Over the past several billion years the predominant shape of disc galaxies in clusters has changed from a spiral to a smooth disk. Theory suggests that this change occurs when two galaxies of unequal mass merge and gravitational effects
pull gas to the galaxies nucleus, sweeping away the spiral structure and leaving behind a smooth, barren, thickened disk known as a lenticular galaxy. However, galaxies orbiting in clusters move at high speeds and in random directions,
which should mean that conditions needed for these slow interactions rarely occur. Instead, multiple rapid encounters between galaxies, known as 'galaxy harassment', are dominant but these types of fast encounters cannot easily form the smooth disks.
Astronomers compared eight examples of populations of galaxies falling towards the centres of galaxy clusters with control samples of galaxies far from the clusters. They found that the infalling galaxies in the cluster were
predominantly distorted in shape and had a higher than normal rates of star formation. Between a half and three-quarters of these galaxies were very close by to another galaxy or appeared to be merging with a companion galaxy,
which suggested that interactions and mergers are more common in galaxies falling into the cluster than in the control sample.

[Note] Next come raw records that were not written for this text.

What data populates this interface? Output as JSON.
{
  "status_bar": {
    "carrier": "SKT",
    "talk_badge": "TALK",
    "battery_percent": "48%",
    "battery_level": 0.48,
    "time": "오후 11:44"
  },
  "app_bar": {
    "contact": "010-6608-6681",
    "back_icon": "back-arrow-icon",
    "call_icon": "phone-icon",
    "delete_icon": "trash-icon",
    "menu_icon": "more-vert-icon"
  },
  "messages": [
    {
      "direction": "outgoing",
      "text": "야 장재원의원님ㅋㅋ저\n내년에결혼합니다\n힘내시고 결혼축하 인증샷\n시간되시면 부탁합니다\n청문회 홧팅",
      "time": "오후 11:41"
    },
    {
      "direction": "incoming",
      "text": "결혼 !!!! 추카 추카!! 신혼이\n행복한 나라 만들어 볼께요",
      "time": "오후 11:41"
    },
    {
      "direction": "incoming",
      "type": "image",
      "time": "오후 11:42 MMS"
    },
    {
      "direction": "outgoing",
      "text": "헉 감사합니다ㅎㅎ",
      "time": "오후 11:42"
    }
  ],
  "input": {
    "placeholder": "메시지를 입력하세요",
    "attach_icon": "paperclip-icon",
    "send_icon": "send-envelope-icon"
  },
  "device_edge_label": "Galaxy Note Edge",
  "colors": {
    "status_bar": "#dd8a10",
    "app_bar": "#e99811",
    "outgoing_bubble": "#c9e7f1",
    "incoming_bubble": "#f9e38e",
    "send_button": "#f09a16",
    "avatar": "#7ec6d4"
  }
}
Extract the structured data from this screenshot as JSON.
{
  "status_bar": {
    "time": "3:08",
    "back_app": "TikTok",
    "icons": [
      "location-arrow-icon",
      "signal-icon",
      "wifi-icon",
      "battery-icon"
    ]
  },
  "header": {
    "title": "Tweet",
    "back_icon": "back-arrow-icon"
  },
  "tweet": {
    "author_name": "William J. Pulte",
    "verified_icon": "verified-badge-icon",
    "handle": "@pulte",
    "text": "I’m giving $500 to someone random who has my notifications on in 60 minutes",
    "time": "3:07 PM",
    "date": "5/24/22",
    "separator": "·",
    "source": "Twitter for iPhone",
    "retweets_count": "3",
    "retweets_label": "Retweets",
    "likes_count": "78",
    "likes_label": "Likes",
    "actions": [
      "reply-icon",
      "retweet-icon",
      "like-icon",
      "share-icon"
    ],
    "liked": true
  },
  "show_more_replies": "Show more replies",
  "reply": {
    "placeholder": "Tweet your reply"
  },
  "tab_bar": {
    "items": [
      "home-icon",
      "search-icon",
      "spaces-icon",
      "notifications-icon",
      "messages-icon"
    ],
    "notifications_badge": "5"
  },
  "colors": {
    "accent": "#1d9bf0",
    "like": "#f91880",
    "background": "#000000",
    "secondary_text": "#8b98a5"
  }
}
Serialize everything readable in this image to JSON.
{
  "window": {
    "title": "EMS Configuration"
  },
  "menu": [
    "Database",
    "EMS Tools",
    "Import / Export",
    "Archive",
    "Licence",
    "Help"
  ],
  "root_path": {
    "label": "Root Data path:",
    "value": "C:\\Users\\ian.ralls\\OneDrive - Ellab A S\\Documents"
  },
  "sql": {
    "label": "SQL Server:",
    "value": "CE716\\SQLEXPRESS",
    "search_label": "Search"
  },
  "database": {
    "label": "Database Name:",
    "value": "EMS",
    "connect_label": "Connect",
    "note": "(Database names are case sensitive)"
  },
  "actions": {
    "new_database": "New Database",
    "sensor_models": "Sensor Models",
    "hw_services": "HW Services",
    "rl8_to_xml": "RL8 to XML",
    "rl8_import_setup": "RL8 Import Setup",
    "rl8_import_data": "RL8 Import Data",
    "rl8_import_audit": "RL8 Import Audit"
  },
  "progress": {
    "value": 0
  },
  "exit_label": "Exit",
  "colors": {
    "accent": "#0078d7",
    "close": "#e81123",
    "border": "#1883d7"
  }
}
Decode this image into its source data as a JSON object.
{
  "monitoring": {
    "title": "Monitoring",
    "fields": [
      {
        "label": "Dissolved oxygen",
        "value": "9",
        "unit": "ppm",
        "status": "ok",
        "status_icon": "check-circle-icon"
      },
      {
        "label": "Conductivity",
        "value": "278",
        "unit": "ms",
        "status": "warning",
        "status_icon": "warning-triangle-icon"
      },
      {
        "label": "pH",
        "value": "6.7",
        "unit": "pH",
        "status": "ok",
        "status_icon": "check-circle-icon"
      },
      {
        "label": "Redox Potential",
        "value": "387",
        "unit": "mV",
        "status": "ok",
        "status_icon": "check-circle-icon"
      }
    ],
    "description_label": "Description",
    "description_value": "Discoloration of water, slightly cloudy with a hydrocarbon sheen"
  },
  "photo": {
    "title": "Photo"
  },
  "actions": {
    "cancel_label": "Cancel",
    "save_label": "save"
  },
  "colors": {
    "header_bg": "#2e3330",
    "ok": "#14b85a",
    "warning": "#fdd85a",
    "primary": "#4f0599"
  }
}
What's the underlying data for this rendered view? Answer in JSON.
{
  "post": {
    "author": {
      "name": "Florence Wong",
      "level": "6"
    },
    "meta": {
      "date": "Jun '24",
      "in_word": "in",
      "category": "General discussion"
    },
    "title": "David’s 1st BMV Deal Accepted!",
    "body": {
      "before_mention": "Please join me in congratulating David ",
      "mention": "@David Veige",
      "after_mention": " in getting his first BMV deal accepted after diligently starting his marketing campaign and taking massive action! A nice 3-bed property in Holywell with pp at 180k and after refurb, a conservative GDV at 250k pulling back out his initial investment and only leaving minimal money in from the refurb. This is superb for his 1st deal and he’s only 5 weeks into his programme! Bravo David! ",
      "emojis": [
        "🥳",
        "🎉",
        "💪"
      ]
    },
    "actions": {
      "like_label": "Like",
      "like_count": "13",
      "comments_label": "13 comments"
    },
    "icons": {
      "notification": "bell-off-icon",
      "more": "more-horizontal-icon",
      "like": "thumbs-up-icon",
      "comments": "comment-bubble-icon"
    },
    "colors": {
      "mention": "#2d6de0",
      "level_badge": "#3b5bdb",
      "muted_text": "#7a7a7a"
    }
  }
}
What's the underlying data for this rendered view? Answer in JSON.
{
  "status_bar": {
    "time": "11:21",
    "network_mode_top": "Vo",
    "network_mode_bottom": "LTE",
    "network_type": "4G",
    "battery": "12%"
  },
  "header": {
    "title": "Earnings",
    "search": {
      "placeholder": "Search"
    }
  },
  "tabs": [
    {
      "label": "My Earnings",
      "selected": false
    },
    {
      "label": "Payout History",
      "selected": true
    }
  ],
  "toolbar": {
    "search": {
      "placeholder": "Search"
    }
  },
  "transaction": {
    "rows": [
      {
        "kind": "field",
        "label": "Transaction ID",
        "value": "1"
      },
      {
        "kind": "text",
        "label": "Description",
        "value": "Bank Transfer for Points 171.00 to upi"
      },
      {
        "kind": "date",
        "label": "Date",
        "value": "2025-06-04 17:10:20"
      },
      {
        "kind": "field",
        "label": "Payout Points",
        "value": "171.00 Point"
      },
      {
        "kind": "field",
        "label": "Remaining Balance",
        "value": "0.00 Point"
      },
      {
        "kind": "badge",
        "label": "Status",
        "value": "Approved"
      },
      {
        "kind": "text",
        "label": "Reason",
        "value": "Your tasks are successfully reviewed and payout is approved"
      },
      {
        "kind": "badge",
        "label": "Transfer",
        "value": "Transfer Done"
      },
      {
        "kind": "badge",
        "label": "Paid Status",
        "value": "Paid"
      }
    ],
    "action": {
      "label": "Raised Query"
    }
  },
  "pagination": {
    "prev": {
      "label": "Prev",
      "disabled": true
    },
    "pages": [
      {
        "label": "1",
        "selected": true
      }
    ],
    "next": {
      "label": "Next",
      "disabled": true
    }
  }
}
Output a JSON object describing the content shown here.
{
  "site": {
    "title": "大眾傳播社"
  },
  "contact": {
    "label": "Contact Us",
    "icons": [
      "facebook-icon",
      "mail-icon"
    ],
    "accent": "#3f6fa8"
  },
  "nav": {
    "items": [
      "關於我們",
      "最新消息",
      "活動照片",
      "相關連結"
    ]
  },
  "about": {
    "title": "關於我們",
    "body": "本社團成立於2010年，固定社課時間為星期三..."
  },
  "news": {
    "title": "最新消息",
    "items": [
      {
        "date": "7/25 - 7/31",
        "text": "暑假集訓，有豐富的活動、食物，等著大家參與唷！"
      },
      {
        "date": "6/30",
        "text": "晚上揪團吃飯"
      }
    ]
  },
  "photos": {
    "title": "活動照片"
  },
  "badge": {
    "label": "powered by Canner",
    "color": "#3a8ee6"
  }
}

The results suggest the conditions needed for slow galaxy interactions and mergers are more likely to occur in galaxies falling into a galaxy cluster compared to the general population of galaxies outside clusters.
And this may explain the mystery of how spiral galaxies in clusters are transformed over time into smooth disks: the slow-motion conditions needed for the transformation are indeed occurring among populations of galaxies falling towards the cluster centre.
Since infalling of galaxies into clusters was greater in the past, such interactions and mergers may have contributed significantly to the transformation of the past population of cluster spirals to lenticular galaxies in present-day clusters, explaining why clusters today have so few spirals and so
many lenticular galaxies.
Figure 1. R band image of CGCG 538-043 in Abell 347 (z=0.019) obtained with the JKT. This image resolves the galaxy into an
interacting pair of galaxies. Credit: C. Moss, C.F. Thomas, P.A. James, Astrophysics Research Institute, Liverpool John Moores Univ. [ JPEG
- Moss, C., 2006, "Enhanced mergers of galaxies in low-redshift clusters", MNRAS, 373, 167
- Slow Motion Mergers in Galaxy Clusters Provide Conditions to Transform Spirals to Smooth Disks. RAS Press Release, 5th April, 2006 (issued at NAM 2006).
- Ker Than, "New Clues to How Galaxies Evolve", space.com.